The past two decades have witnessed a steady rise in the number of people from mainland China living and working in Britain, including professionals, skilled workers, investors and young people who come to study in the UK’s schools and universities. Yet the existing literature on the Chinese in Britain has predominantly focused on the Cantonese-speaking communities from Hong Kong and to a lesser extent Southeast Asian countries. There is an urgent need to document and conceptualise this important demographic and cultural shift, not only for a better understanding of the new development of Chinese communities in the UK but also for the benefit of Britain whose future is increasingly built upon its understanding of and relations with the rest of the world including China.

With the generous support by the Language Acts and Worldmaking Small Grant Scheme and the AHRC Open World Research Initiative (OWRI), on Saturday 15 February 2020, the University of Westminster hosted a conference about remapping the cultural and linguistic landscape of the Chinese in Britain. The conference was organised by Dr. Cangbai Wang, Reader from the School of Humanities, and hosted by HOMELandS (Hub on Migration, Exile, Languages and Spaces) in collaboration with Westminster’s Contemporary China Centre (CCC). It successfully brought together researchers, Chinese language teachers, community leaders and policy makers to identify and examine the changing linguistic and cultural landscape of the Chinese in Britain. The first conference of this kind in recent years, it contributed to a better understanding of the new development of Chinese communities in the UK, and will pave the way for further research on this important issue and continuous dialogues between academic and public communities.

The event began with an opening address from Professor of Chinese Studies and deputy head of College of Liberal Arts and Sciences, Professor Gerda Wielander. Professor of Sociology at Goldsmiths Caroline Knowles and Professor of Applied Linguistics at University College London Li Wei gave keynote speeches. Professor Knowles spoke about conceptualising ethnicities and urban space in a mobile world, while Professor Li discussed multilingualism in the Chinese community in Britain, investigating diversities from within. Four session discussions were organised in the afternoon of the conference, focusing on issues of ‘negotiating Chineseness in a changing Britain’, ‘speaking Chinese in multilingual London’, ‘British Chinese as a transnational subject’ and ‘theorising and doing British Chinese heritage’ respectively. Sessions speakers included both established and young scholars from a number of universities and cultural institutes in the UK.

Read the University of Westminster's news item about the conference here.

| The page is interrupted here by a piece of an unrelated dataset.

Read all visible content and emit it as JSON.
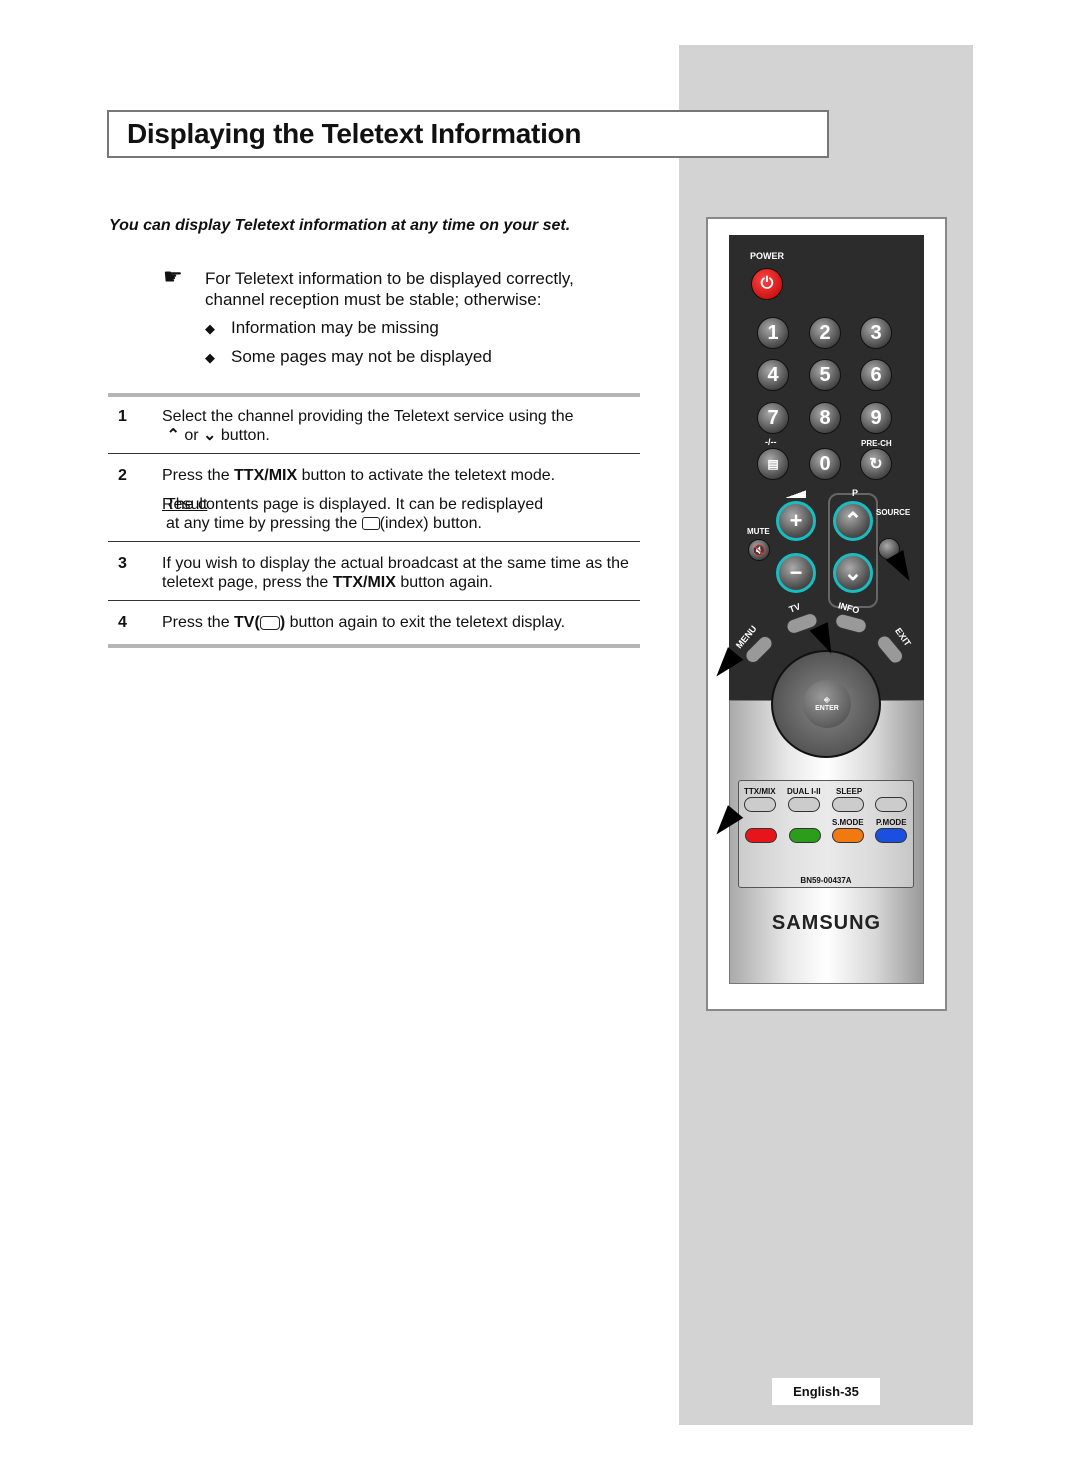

The conference organiser is working with the contributors to publish a special issue on the topic of ‘remapping the cultural and linguistic landscape of the Chinese in Britain’ at British Journal of Chinese Studies, the official journal of British Association of Chinese Studies (BACS).